§ **What needs to be done**
Would you copy each line of the data below that has "text"?

§ **Supplied data**
________________________________________
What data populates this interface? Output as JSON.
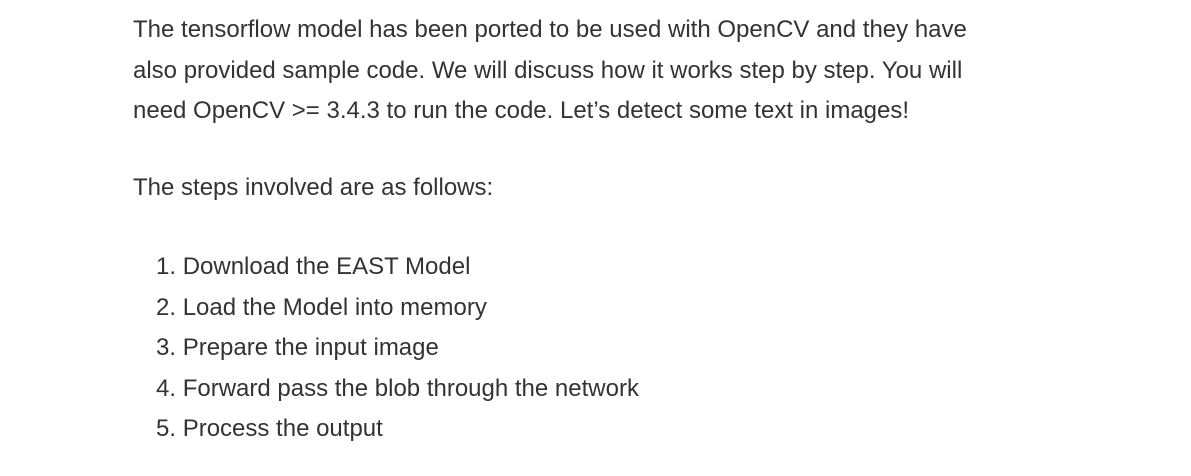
{
  "article": {
    "intro": "The tensorflow model has been ported to be used with OpenCV and they have also provided sample code. We will discuss how it works step by step. You will need OpenCV >= 3.4.3 to run the code. Let’s detect some text in images!",
    "steps_heading": "The steps involved are as follows:",
    "steps": [
      {
        "number": "1.",
        "text": "Download the EAST Model"
      },
      {
        "number": "2.",
        "text": "Load the Model into memory"
      },
      {
        "number": "3.",
        "text": "Prepare the input image"
      },
      {
        "number": "4.",
        "text": "Forward pass the blob through the network"
      },
      {
        "number": "5.",
        "text": "Process the output"
      }
    ]
  }
}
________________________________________
§ **Answer to this problem**
    "intro": "The tensorflow model has been ported to be used with OpenCV and they have also provided sample code. We will discuss how it works step by step. You will need OpenCV >= 3.4.3 to run the code. Let’s detect some text in images!",
        "text": "Download the EAST Model"
        "text": "Load the Model into memory"
        "text": "Prepare the input image"
        "text": "Forward pass the blob through the network"
        "text": "Process the output"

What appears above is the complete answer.